The lefty Lock rolled through the fifth, when Gonzalez started landing some body blows. Lock’s jabs weren’t meaningful, and too often, he loaded up, instead of taking something off, slowing it down, and upping his connect percentage.  The sixth was tight, and it looked like conditioning would separate the two men. There were some boos from the fans in the seventh, and the boxers mixed it up in response.  Lock whacked Speedy with a left that snapped his head back violently at the 40 second mark. In the eighth, Lock went mobile, and Gonzalez  followed, with mixed success. He closed out strong with body work. In the ninth, Lock roared back, after his corner perked him up. The crowd liked that the fighters were in each others’ face in the first half of the round. Lock caught Gonzalez in a corner and unloaded three clean blows, and earned himself the round, conclusively. In the tenth and final round, Lock scored a knockdown with a grazing left and a right hook , as Gonzalez tried to duck a blow, and Speedy looked woozy as he stood up. Lock banged him with a follow-up body shot, sending him to the mat, and the ref waved it off.  He rose, after a minute, and smiled, and offered Lock congrats. The end, a TKO,  came at 1:27 of the 10th.

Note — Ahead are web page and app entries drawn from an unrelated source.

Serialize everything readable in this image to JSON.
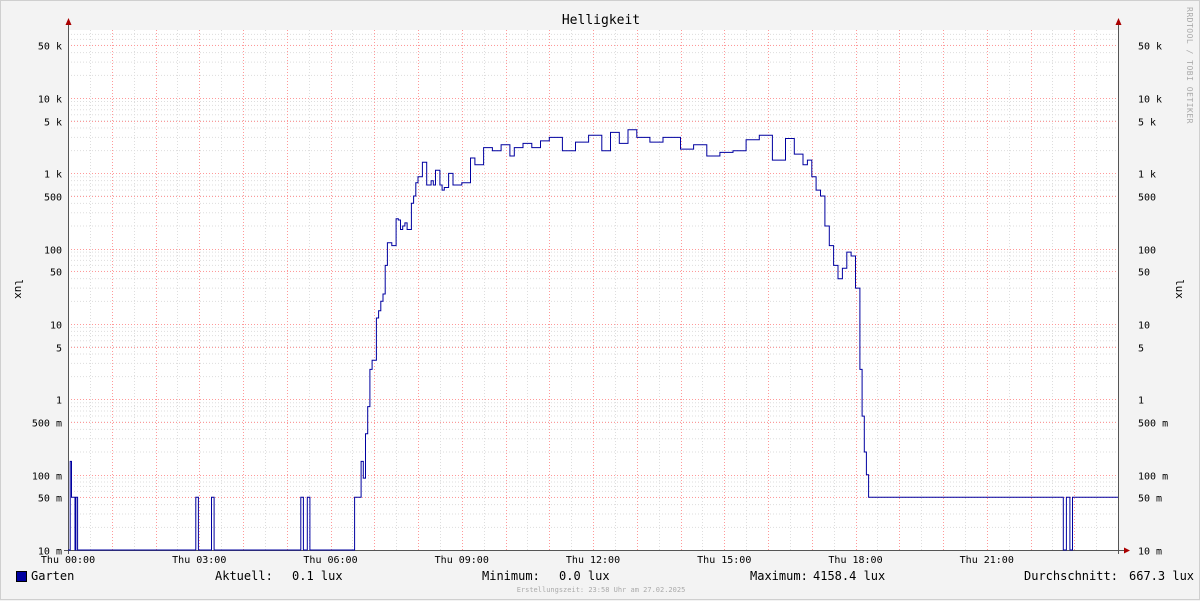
{
  "chart_data": {
    "type": "line",
    "title": "Helligkeit",
    "ylabel": "lux",
    "yscale": "log",
    "ylim": [
      0.01,
      80000
    ],
    "y_ticks": [
      {
        "value": 0.01,
        "label": "10 m"
      },
      {
        "value": 0.05,
        "label": "50 m"
      },
      {
        "value": 0.1,
        "label": "100 m"
      },
      {
        "value": 0.5,
        "label": "500 m"
      },
      {
        "value": 1,
        "label": "1"
      },
      {
        "value": 5,
        "label": "5"
      },
      {
        "value": 10,
        "label": "10"
      },
      {
        "value": 50,
        "label": "50"
      },
      {
        "value": 100,
        "label": "100"
      },
      {
        "value": 500,
        "label": "500"
      },
      {
        "value": 1000,
        "label": "1 k"
      },
      {
        "value": 5000,
        "label": "5 k"
      },
      {
        "value": 10000,
        "label": "10 k"
      },
      {
        "value": 50000,
        "label": "50 k"
      }
    ],
    "xlim": [
      0,
      24
    ],
    "x_ticks": [
      {
        "value": 0,
        "label": "Thu 00:00"
      },
      {
        "value": 3,
        "label": "Thu 03:00"
      },
      {
        "value": 6,
        "label": "Thu 06:00"
      },
      {
        "value": 9,
        "label": "Thu 09:00"
      },
      {
        "value": 12,
        "label": "Thu 12:00"
      },
      {
        "value": 15,
        "label": "Thu 15:00"
      },
      {
        "value": 18,
        "label": "Thu 18:00"
      },
      {
        "value": 21,
        "label": "Thu 21:00"
      }
    ],
    "grid": true,
    "series": [
      {
        "name": "Garten",
        "color": "#0000a0",
        "x": [
          0.0,
          0.05,
          0.08,
          0.12,
          0.16,
          0.18,
          0.2,
          0.22,
          0.24,
          0.28,
          0.3,
          1.0,
          2.0,
          2.9,
          2.92,
          2.95,
          2.98,
          3.0,
          3.05,
          3.25,
          3.28,
          3.31,
          3.34,
          4.0,
          5.0,
          5.3,
          5.32,
          5.35,
          5.38,
          5.45,
          5.47,
          5.5,
          5.53,
          5.55,
          6.0,
          6.5,
          6.55,
          6.65,
          6.7,
          6.75,
          6.8,
          6.85,
          6.9,
          6.95,
          7.0,
          7.05,
          7.1,
          7.15,
          7.2,
          7.25,
          7.3,
          7.4,
          7.5,
          7.55,
          7.6,
          7.65,
          7.7,
          7.75,
          7.85,
          7.9,
          7.95,
          8.0,
          8.1,
          8.2,
          8.3,
          8.35,
          8.4,
          8.5,
          8.55,
          8.6,
          8.7,
          8.8,
          9.0,
          9.2,
          9.3,
          9.5,
          9.7,
          9.9,
          10.1,
          10.2,
          10.4,
          10.6,
          10.8,
          11.0,
          11.3,
          11.6,
          11.9,
          12.2,
          12.4,
          12.6,
          12.8,
          13.0,
          13.3,
          13.6,
          14.0,
          14.3,
          14.6,
          14.9,
          15.2,
          15.5,
          15.8,
          16.1,
          16.4,
          16.6,
          16.8,
          16.9,
          17.0,
          17.1,
          17.2,
          17.3,
          17.4,
          17.5,
          17.6,
          17.7,
          17.8,
          17.9,
          18.0,
          18.1,
          18.15,
          18.2,
          18.25,
          18.3,
          18.35,
          18.4,
          18.5,
          19.0,
          20.0,
          21.0,
          22.0,
          22.7,
          22.75,
          22.78,
          22.82,
          22.86,
          22.9,
          22.93,
          22.96,
          23.0,
          24.0
        ],
        "y": [
          0.01,
          0.15,
          0.05,
          0.05,
          0.01,
          0.05,
          0.05,
          0.01,
          0.01,
          0.01,
          0.01,
          0.01,
          0.01,
          0.01,
          0.05,
          0.05,
          0.01,
          0.01,
          0.01,
          0.01,
          0.05,
          0.05,
          0.01,
          0.01,
          0.01,
          0.01,
          0.05,
          0.05,
          0.01,
          0.01,
          0.05,
          0.05,
          0.01,
          0.01,
          0.01,
          0.01,
          0.05,
          0.05,
          0.15,
          0.09,
          0.35,
          0.8,
          2.5,
          3.3,
          3.3,
          12,
          15,
          20,
          25,
          60,
          120,
          110,
          250,
          240,
          180,
          200,
          220,
          180,
          400,
          500,
          750,
          900,
          1400,
          700,
          800,
          700,
          1100,
          700,
          600,
          650,
          1000,
          700,
          750,
          1600,
          1300,
          2200,
          2000,
          2400,
          1700,
          2200,
          2500,
          2200,
          2700,
          3000,
          2000,
          2600,
          3200,
          2000,
          3500,
          2500,
          3800,
          3000,
          2600,
          3000,
          2100,
          2400,
          1700,
          1900,
          2000,
          2800,
          3200,
          1500,
          2900,
          1800,
          1300,
          1500,
          900,
          600,
          500,
          200,
          110,
          60,
          40,
          55,
          90,
          80,
          30,
          2.5,
          0.6,
          0.2,
          0.1,
          0.05,
          0.05,
          0.05,
          0.05,
          0.05,
          0.05,
          0.05,
          0.05,
          0.05,
          0.01,
          0.01,
          0.05,
          0.05,
          0.01,
          0.01,
          0.05,
          0.05,
          0.05
        ]
      }
    ]
  },
  "legend": {
    "series_name": "Garten",
    "current_label": "Aktuell:",
    "current_value": "0.1 lux",
    "min_label": "Minimum:",
    "min_value": "0.0 lux",
    "max_label": "Maximum:",
    "max_value": "4158.4 lux",
    "avg_label": "Durchschnitt:",
    "avg_value": "667.3 lux"
  },
  "footer": "Erstellungszeit: 23:58 Uhr am 27.02.2025",
  "watermark": "RRDTOOL / TOBI OETIKER",
  "colors": {
    "line": "#0000a0",
    "major_grid": "#ff9999",
    "minor_grid": "#dddddd",
    "background": "#f3f3f3",
    "plot_background": "#ffffff",
    "axis_arrow": "#aa0000"
  }
}
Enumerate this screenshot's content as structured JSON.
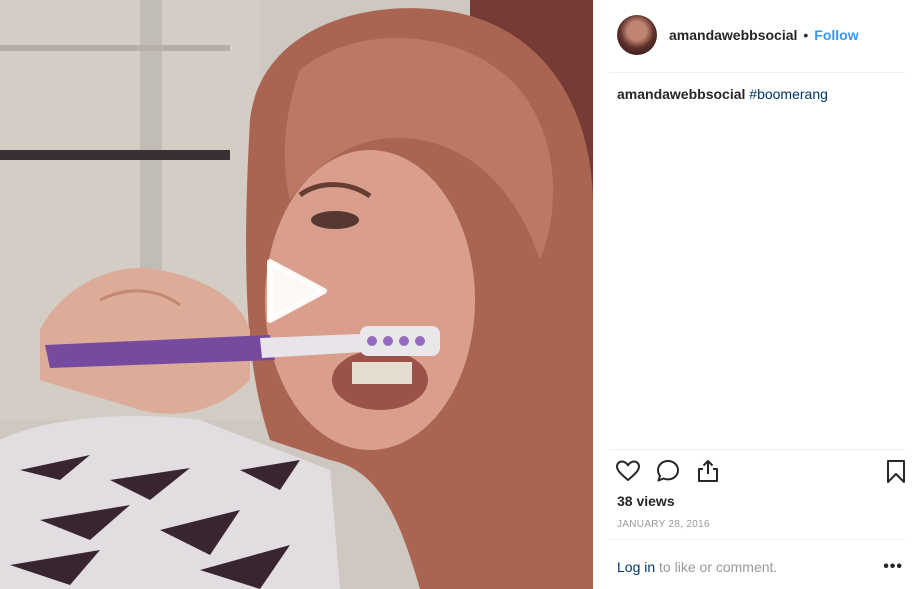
{
  "post": {
    "username": "amandawebbsocial",
    "separator": "•",
    "follow_label": "Follow",
    "caption": {
      "username": "amandawebbsocial",
      "hashtag": "#boomerang"
    },
    "views": "38 views",
    "date": "JANUARY 28, 2016",
    "login_link": "Log in",
    "login_suffix": " to like or comment.",
    "more_label": "•••"
  },
  "media": {
    "type": "video",
    "play_icon": "play-icon"
  },
  "icons": {
    "like": "heart-icon",
    "comment": "comment-bubble-icon",
    "share": "share-upload-icon",
    "save": "bookmark-icon",
    "more": "more-dots-icon"
  },
  "colors": {
    "link_blue": "#3897f0",
    "hashtag_navy": "#003569",
    "text_dark": "#262626",
    "text_muted": "#999999",
    "divider": "#efefef"
  }
}
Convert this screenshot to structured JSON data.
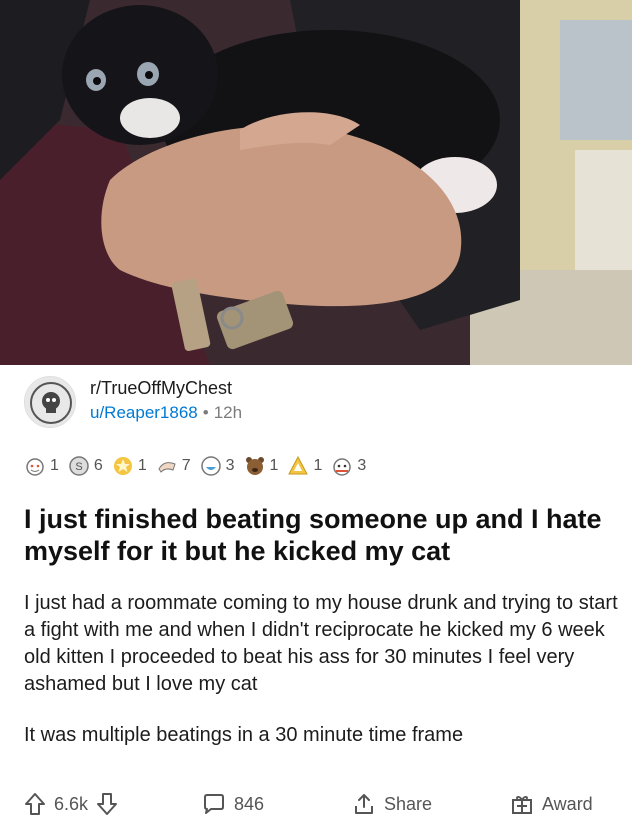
{
  "post": {
    "subreddit": "r/TrueOffMyChest",
    "user": "u/Reaper1868",
    "separator": "•",
    "age": "12h",
    "title": "I just finished beating someone up and I hate myself for it but he kicked my cat",
    "body": [
      "I just had a roommate coming to my house drunk and trying to start a fight with me and when I didn't reciprocate he kicked my 6 week old kitten I proceeded to beat his ass for 30 minutes I feel very ashamed but I love my cat",
      "It was multiple beatings in a 30 minute time frame"
    ]
  },
  "awards": [
    {
      "icon": "wholesome-snoo-icon",
      "count": "1"
    },
    {
      "icon": "silver-coin-icon",
      "count": "6"
    },
    {
      "icon": "gold-star-icon",
      "count": "1"
    },
    {
      "icon": "helpful-hands-icon",
      "count": "7"
    },
    {
      "icon": "laughing-face-icon",
      "count": "3"
    },
    {
      "icon": "bear-face-icon",
      "count": "1"
    },
    {
      "icon": "gold-triangle-icon",
      "count": "1"
    },
    {
      "icon": "snoo-hug-icon",
      "count": "3"
    }
  ],
  "actions": {
    "score": "6.6k",
    "comments": "846",
    "share": "Share",
    "award": "Award"
  },
  "colors": {
    "link": "#0079d3",
    "muted": "#7c7c7c",
    "text": "#1c1c1c"
  }
}
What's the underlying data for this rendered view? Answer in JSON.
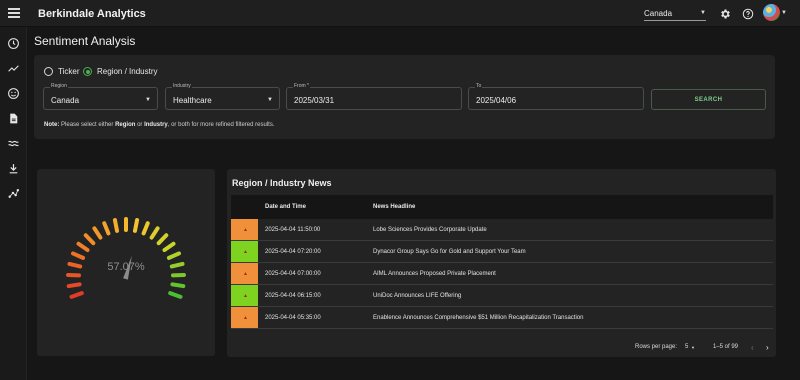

Lock (18-3-1, age 32 ) weighed 127 pounds while “Speedy” Gonzalez (27-2, age 30) weighed 129 ½. He used to fight at 118 pounds, but broke his ankle and took 2005 and 2006 off, and says he has been recharged.

Lock was down in the punches landed department, 143-103, but he out-threw Gonzalez, 528-370,

In the TV opener, Vicente Escobedo (18-1) took out Cristian Favela (15-15) in a lightweight scrap. The Nacho Beristain-trained 2004 Olympian, whose sole loss was to Darling Jiminez, Escobedo has learned from that loss; he was elusive against Favela, always popping, then getting those feet moving, and getting out of range. That’s not to say Favela didn’t  get his hits in. He followed Esco doggedly for most of the bout. Esco ate a couple that half-rung his bell, in fact. The ex Olympian needs to patch a defensive hole that leaves him open to counter rights. The judges spoke, and saw Escobedo the winner, 78-74, 80-72, 80-72. Esco had the edge in punches landed, 224-175, and Atlas saw it 78-74, Esco.

SPEEDBAG Hallellujah, they did it. The riggers at Arco dimmed the house lights, so the focus was on the in ring action, as opposed to lighting up the crowd, to milk fan reaction. Smart. Others should be copycats, and follow this lead (cough cough, Showtime, HBO).

—FYI Gonzalez was overweight, but Lock agreed to let the bout go on, after Speedy agreed to fork over $350. Does that strike you as chicken feed, or what?

—Hey, do you think Money Mayweather gave Uncle Roger the $80 grand or so  that Rog lost out on when he stepped away from Steve Forbes after Floyd said he didn’t want his Uncle training the man who could upset the Oscar/Floyd rematch plans?